Pull each line containing "main" out of the data and copy it.

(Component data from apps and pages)
╭──
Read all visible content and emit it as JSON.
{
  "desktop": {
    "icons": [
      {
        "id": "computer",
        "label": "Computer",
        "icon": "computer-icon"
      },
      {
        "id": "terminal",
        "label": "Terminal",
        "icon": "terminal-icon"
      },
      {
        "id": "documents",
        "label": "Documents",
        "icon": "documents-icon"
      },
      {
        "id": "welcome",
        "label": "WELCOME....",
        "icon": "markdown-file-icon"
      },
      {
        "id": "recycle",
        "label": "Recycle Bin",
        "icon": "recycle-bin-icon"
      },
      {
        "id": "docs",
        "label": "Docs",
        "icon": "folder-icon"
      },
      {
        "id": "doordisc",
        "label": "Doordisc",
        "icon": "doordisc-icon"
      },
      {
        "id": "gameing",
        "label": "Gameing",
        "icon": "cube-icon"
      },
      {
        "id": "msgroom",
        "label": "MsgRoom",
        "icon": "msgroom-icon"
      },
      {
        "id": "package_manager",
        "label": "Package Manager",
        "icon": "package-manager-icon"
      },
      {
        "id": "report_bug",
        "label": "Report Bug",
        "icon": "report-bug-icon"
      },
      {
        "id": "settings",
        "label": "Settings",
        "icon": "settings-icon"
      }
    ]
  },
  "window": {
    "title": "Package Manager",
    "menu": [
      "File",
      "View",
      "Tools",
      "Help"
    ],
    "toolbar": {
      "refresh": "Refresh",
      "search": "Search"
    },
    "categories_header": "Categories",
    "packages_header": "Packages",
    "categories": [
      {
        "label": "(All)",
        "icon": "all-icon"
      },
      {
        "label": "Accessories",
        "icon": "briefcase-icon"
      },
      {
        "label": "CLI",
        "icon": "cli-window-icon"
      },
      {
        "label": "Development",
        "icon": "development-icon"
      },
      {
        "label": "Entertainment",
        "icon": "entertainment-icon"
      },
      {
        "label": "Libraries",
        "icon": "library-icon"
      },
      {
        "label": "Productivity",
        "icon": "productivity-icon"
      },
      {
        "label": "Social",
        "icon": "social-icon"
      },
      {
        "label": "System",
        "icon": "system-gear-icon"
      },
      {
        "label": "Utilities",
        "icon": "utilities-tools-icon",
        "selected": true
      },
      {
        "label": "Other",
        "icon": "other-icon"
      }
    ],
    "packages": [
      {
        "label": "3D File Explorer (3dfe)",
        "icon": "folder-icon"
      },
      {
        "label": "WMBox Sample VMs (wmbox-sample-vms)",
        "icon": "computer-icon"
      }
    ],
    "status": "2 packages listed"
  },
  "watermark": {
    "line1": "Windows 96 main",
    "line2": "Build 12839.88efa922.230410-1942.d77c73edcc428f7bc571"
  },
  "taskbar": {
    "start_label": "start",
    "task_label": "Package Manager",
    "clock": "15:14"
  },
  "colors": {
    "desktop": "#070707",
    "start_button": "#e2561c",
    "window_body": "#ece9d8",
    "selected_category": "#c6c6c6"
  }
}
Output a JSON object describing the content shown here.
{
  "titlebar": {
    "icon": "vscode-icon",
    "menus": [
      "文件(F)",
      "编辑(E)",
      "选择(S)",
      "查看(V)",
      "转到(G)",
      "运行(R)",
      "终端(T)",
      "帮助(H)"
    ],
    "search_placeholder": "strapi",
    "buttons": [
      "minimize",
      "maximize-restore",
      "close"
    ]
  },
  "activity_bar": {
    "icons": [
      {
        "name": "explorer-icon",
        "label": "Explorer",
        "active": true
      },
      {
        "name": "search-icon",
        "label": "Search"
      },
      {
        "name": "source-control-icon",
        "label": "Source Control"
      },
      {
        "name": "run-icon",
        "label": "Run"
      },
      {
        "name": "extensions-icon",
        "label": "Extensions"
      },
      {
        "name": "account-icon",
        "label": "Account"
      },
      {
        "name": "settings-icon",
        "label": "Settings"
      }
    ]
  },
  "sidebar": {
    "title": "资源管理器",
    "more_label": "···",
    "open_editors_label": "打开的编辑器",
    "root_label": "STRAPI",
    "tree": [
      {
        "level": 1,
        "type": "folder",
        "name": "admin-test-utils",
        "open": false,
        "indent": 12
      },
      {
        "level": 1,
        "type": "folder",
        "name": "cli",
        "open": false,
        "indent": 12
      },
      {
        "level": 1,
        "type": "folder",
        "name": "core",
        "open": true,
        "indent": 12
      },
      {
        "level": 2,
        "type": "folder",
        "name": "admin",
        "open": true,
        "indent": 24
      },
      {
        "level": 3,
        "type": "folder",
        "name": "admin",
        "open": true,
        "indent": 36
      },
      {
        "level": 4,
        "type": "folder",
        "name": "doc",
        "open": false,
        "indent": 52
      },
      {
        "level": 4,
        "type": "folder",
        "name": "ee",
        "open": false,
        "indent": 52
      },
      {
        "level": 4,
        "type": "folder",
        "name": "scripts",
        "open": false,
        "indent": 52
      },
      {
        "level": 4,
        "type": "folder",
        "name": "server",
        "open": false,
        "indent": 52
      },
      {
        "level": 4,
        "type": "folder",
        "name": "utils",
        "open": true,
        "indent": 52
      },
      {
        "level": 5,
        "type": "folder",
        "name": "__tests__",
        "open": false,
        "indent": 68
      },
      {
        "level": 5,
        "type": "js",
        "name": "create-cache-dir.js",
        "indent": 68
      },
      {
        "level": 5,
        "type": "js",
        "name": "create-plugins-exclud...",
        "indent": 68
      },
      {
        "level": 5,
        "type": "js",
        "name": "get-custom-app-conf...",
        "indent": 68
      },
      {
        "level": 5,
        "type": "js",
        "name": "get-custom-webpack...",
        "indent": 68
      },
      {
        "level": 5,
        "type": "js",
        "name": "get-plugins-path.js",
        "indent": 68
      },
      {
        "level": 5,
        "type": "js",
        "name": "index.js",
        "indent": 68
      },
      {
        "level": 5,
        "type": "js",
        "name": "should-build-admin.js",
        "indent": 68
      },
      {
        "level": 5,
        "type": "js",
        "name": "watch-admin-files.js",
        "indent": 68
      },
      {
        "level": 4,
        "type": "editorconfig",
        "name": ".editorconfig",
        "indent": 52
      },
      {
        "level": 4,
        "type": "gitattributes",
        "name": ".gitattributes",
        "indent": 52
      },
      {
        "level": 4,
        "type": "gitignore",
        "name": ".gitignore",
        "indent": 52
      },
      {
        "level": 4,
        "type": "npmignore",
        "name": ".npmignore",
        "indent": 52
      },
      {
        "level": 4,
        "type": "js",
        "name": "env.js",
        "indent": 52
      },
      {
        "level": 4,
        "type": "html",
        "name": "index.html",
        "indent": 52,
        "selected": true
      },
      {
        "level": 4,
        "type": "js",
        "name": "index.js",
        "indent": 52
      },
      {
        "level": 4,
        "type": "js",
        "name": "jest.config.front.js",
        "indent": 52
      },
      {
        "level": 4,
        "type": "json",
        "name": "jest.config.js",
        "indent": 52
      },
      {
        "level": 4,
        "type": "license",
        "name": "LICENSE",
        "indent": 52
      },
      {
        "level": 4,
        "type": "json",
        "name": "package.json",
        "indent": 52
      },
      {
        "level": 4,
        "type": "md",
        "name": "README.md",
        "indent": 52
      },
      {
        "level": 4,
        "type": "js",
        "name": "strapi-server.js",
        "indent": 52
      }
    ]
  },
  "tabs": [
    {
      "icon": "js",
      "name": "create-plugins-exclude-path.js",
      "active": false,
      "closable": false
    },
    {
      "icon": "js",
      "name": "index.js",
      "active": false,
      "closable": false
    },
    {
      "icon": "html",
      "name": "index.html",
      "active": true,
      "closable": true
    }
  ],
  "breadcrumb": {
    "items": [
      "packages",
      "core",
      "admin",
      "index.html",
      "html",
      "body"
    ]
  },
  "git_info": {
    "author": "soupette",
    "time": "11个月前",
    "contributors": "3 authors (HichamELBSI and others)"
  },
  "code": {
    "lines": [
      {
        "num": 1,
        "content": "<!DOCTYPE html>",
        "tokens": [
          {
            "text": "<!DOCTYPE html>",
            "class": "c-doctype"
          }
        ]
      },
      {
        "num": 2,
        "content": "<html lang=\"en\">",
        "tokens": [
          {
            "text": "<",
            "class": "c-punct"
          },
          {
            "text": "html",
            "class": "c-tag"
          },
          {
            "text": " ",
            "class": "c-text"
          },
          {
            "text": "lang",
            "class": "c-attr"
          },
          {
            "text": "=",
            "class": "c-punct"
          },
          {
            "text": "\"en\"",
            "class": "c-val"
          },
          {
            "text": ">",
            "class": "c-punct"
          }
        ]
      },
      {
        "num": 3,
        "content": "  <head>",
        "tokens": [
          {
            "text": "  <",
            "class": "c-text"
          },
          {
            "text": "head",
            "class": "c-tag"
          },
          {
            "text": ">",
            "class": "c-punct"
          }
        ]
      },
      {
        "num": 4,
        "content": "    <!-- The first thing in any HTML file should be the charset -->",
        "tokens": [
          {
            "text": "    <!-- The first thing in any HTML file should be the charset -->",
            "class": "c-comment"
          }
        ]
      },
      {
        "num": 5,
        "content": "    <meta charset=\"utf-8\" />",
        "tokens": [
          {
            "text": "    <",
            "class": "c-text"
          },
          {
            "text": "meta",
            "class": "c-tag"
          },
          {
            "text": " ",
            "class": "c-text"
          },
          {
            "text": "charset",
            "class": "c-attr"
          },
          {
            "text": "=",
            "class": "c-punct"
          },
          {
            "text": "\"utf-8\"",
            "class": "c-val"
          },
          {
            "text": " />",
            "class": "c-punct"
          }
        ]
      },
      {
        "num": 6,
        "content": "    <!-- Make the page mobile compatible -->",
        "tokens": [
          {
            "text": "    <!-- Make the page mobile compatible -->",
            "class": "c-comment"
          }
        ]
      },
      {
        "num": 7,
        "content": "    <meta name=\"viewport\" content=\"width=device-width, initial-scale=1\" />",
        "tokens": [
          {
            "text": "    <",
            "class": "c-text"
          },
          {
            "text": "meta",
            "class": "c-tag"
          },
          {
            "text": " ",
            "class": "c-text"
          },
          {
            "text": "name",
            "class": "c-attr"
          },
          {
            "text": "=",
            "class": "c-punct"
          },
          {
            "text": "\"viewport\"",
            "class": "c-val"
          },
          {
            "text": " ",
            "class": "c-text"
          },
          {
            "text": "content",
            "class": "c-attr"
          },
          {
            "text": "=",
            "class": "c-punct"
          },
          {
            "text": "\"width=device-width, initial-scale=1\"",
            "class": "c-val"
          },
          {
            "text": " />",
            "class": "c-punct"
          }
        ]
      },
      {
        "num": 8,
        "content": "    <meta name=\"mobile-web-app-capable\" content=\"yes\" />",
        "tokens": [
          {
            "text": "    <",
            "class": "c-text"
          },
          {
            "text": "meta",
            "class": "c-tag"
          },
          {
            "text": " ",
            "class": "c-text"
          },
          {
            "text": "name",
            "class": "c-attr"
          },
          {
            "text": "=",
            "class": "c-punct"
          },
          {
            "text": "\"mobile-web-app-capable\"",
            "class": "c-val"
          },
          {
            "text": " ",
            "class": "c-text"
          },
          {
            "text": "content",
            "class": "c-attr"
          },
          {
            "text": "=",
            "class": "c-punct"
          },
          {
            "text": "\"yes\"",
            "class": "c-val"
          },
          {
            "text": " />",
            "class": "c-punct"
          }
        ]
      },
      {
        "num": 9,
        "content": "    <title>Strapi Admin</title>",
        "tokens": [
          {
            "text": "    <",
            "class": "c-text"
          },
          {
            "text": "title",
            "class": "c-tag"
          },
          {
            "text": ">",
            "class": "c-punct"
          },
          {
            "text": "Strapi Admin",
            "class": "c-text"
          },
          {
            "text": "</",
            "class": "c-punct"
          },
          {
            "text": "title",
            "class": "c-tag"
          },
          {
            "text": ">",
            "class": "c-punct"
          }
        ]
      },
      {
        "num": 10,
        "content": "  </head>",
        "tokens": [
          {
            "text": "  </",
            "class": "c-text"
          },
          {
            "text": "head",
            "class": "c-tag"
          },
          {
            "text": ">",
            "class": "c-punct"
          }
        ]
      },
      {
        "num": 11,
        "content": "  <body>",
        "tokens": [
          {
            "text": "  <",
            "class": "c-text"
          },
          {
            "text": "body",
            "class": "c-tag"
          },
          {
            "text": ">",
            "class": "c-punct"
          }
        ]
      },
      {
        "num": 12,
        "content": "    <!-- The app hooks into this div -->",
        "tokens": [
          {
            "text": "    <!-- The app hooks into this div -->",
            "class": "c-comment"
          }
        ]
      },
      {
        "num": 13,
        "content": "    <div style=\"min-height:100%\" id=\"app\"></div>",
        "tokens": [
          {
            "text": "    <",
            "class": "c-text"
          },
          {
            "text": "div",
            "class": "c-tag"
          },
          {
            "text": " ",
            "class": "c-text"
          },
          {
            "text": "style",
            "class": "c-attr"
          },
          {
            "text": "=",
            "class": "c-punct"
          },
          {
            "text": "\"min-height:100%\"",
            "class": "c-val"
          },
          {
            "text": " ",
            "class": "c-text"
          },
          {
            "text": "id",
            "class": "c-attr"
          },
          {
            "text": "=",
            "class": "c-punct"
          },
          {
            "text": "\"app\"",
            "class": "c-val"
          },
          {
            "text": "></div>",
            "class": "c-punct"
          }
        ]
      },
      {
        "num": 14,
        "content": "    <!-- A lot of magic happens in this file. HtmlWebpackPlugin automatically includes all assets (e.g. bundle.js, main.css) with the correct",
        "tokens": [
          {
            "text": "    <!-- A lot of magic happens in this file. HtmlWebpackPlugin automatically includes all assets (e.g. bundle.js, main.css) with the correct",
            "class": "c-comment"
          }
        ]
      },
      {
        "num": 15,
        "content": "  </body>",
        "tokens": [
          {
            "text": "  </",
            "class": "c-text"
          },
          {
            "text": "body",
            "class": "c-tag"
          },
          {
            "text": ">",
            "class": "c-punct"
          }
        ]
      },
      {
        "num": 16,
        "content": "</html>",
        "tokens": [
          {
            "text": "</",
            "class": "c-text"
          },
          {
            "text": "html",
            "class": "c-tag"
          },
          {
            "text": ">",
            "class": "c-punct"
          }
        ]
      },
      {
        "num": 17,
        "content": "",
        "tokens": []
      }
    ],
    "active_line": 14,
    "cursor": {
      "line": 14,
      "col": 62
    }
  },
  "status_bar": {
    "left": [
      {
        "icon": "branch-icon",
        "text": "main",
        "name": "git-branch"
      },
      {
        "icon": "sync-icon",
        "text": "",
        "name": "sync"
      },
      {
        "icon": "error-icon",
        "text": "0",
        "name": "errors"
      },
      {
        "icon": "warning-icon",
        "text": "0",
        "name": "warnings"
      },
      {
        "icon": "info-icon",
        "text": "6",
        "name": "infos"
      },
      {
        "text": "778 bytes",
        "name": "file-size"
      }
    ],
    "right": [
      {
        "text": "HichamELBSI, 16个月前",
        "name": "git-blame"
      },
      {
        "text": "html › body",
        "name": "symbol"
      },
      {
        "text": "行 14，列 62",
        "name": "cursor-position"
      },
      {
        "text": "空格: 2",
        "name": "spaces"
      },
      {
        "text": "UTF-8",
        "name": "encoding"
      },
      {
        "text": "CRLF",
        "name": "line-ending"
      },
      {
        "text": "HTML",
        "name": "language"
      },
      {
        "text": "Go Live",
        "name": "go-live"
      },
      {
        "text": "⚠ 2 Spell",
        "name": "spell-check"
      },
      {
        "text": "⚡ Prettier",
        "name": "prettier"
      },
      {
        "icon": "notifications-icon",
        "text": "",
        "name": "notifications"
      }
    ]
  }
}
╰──
**Exercise solution:**
    "line1": "Windows 96 main",
        "content": "    <!-- A lot of magic happens in this file. HtmlWebpackPlugin automatically includes all assets (e.g. bundle.js, main.css) with the correct",
            "text": "    <!-- A lot of magic happens in this file. HtmlWebpackPlugin automatically includes all assets (e.g. bundle.js, main.css) with the correct",
        "text": "main",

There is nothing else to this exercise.